They will also have to work harder to provide a convincing account of the impact which such overwhelming mortality may have had on the subsequent course of human history. Lester Little announces boldly in his preface that “plague helped carry out Antiquity and usher in the Middle Ages,” but his contributors are hard pressed to say exactly how. There is plenty of speculation here, of varying degrees of plausibility, about how the disappearance of a third or more of the population may have shaped the course of the next few centuries. Did the Justinianic plague make possible the spread of Islam, by fatally undermining the armed force of Byzantium?
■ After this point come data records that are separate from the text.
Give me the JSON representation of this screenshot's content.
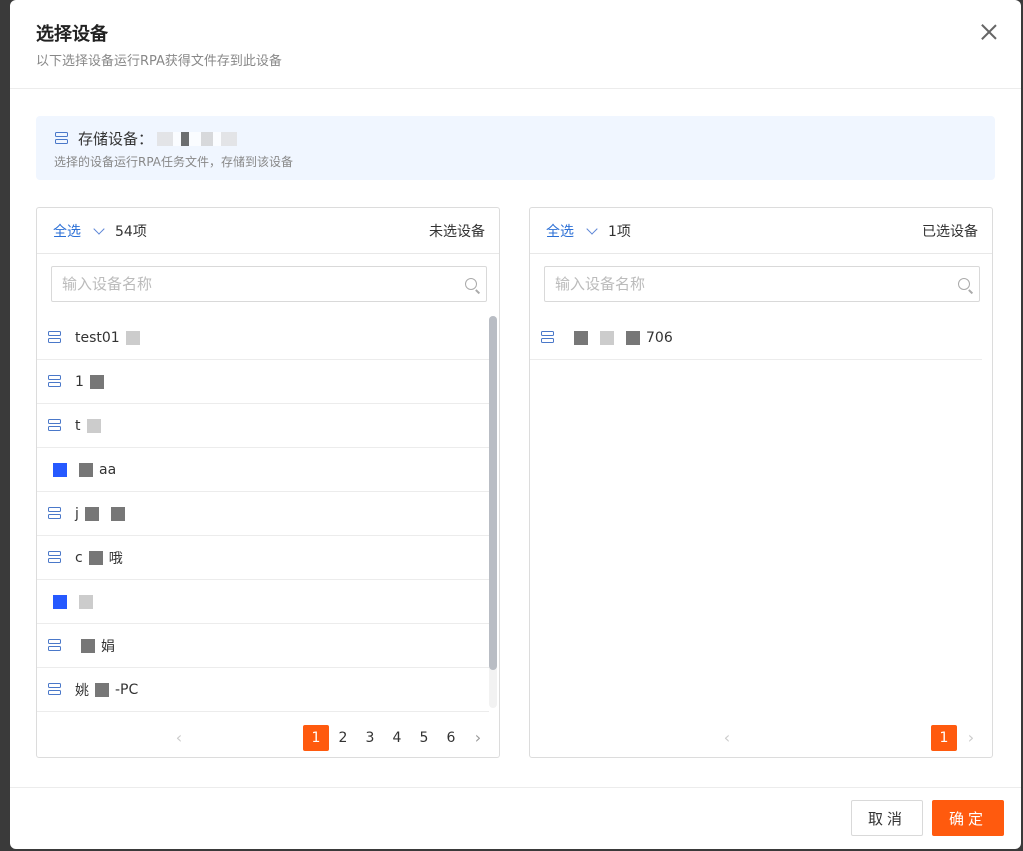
{
  "dialog": {
    "title": "选择设备",
    "subtitle": "以下选择设备运行RPA获得文件存到此设备"
  },
  "storage": {
    "label": "存储设备：",
    "desc": "选择的设备运行RPA任务文件，存储到该设备"
  },
  "left_panel": {
    "select_all": "全选",
    "count": "54项",
    "label": "未选设备",
    "search_placeholder": "输入设备名称",
    "items": [
      {
        "prefix": "test01",
        "suffix": ""
      },
      {
        "prefix": "1",
        "suffix": ""
      },
      {
        "prefix": "t",
        "suffix": ""
      },
      {
        "prefix": "",
        "suffix": "aa"
      },
      {
        "prefix": "j",
        "suffix": ""
      },
      {
        "prefix": "c",
        "suffix": "哦"
      },
      {
        "prefix": "",
        "suffix": ""
      },
      {
        "prefix": "",
        "suffix": "娟"
      },
      {
        "prefix": "姚",
        "suffix": "-PC"
      }
    ],
    "pages": [
      "1",
      "2",
      "3",
      "4",
      "5",
      "6"
    ],
    "current_page": "1"
  },
  "right_panel": {
    "select_all": "全选",
    "count": "1项",
    "label": "已选设备",
    "search_placeholder": "输入设备名称",
    "items": [
      {
        "prefix": "",
        "suffix": "706"
      }
    ],
    "pages": [
      "1"
    ],
    "current_page": "1"
  },
  "footer": {
    "cancel_label": "取消",
    "ok_label": "确定"
  },
  "colors": {
    "accent": "#ff5a0e",
    "link": "#2b6fd6",
    "info_bg": "#f0f6ff"
  }
}
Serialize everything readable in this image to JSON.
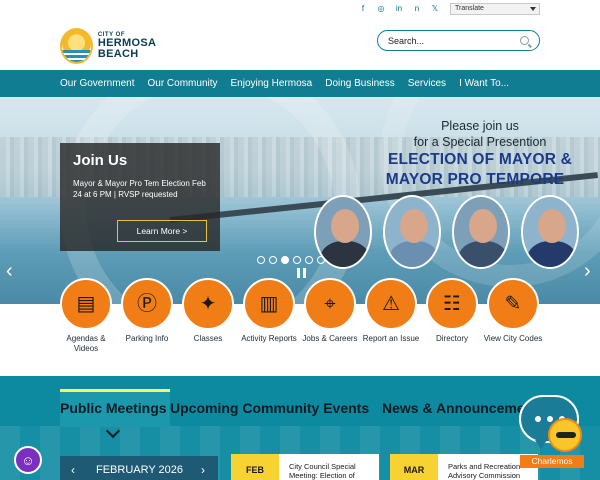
{
  "header": {
    "logo_small": "CITY OF",
    "logo_big": "HERMOSA BEACH",
    "social_icons": [
      "facebook-icon",
      "instagram-icon",
      "linkedin-icon",
      "nextdoor-icon",
      "x-icon"
    ],
    "social_glyphs": [
      "f",
      "◎",
      "in",
      "n",
      "𝕏"
    ],
    "translate_label": "Translate",
    "search_placeholder": "Search..."
  },
  "nav": {
    "items": [
      "Our Government",
      "Our Community",
      "Enjoying Hermosa",
      "Doing Business",
      "Services",
      "I Want To..."
    ]
  },
  "hero": {
    "card_title": "Join Us",
    "card_text": "Mayor & Mayor Pro Tem Election Feb 24 at 6 PM | RVSP requested",
    "card_button": "Learn More >",
    "promo_line1": "Please join us",
    "promo_line2": "for a Special Presention",
    "promo_big1": "ELECTION OF MAYOR &",
    "promo_big2": "MAYOR PRO TEMPORE",
    "prev_arrow": "‹",
    "next_arrow": "›",
    "slide_count": 6,
    "active_slide": 3,
    "face_colors": [
      "#2b3440",
      "#6a8fb0",
      "#3a4f6a",
      "#243a6a"
    ]
  },
  "quick_links": [
    {
      "label": "Agendas & Videos",
      "icon": "agenda-book-icon",
      "glyph": "▤"
    },
    {
      "label": "Parking Info",
      "icon": "parking-pin-icon",
      "glyph": "Ⓟ"
    },
    {
      "label": "Classes",
      "icon": "people-group-icon",
      "glyph": "✦"
    },
    {
      "label": "Activity Reports",
      "icon": "bar-chart-icon",
      "glyph": "▥"
    },
    {
      "label": "Jobs & Careers",
      "icon": "mouse-click-icon",
      "glyph": "⌖"
    },
    {
      "label": "Report an Issue",
      "icon": "warning-icon",
      "glyph": "⚠"
    },
    {
      "label": "Directory",
      "icon": "directory-icon",
      "glyph": "☷"
    },
    {
      "label": "View City Codes",
      "icon": "open-book-icon",
      "glyph": "✎"
    }
  ],
  "tabs": {
    "public_meetings": "Public Meetings",
    "community_events": "Upcoming Community Events",
    "news": "News & Announcements"
  },
  "calendar": {
    "month": "FEBRUARY 2026",
    "prev": "‹",
    "next": "›"
  },
  "events": [
    {
      "date": "FEB",
      "title": "City Council Special Meeting: Election of"
    },
    {
      "date": "MAR",
      "title": "Parks and Recreation Advisory Commission"
    }
  ],
  "chat": {
    "label": "Charlemos"
  },
  "colors": {
    "teal": "#107d92",
    "orange": "#f07d16",
    "yellow": "#f7d233"
  }
}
Did it trigger the great flowering of monastic culture in England and Ireland which produced the Lindisfarne Gospels and the Book of Kells, by stimulating a more anxious and interiorized spirituality, wiping out small scattered monastic houses, and concentrating the survivors and their talents in larger and more vigorous communities?
Did the plague inaugurate a new and positive work ethic in the Latin West? Was the emergence of a new and intense Christian devotion to the Virgin Mary in sixth- and seventh-century Byzantium the direct consequence of a desperate search for consolation in the face of an angry God? Or was even so devastating a depopulation no more than a blip on the demographic scale, as John Maddicott says of its impact in England: “a brief and temporary intermission in an upward trend”? It is all so elusive. If the Justinianic pandemic did indeed strike on the scale that some of these essayists suggest, it must have felt to those who endured it a catastrophe on a par with the sinking of Atlantis. It speaks volumes about the fragility of human knowledge and the shortness of human collective memory that so vast a calamity has left so little trace, and must be reconstructed with so much effort and uncertainty. That’s a thought to season our anxious watch for signs of sickness among the migrating wildfowl.
May 29, 2008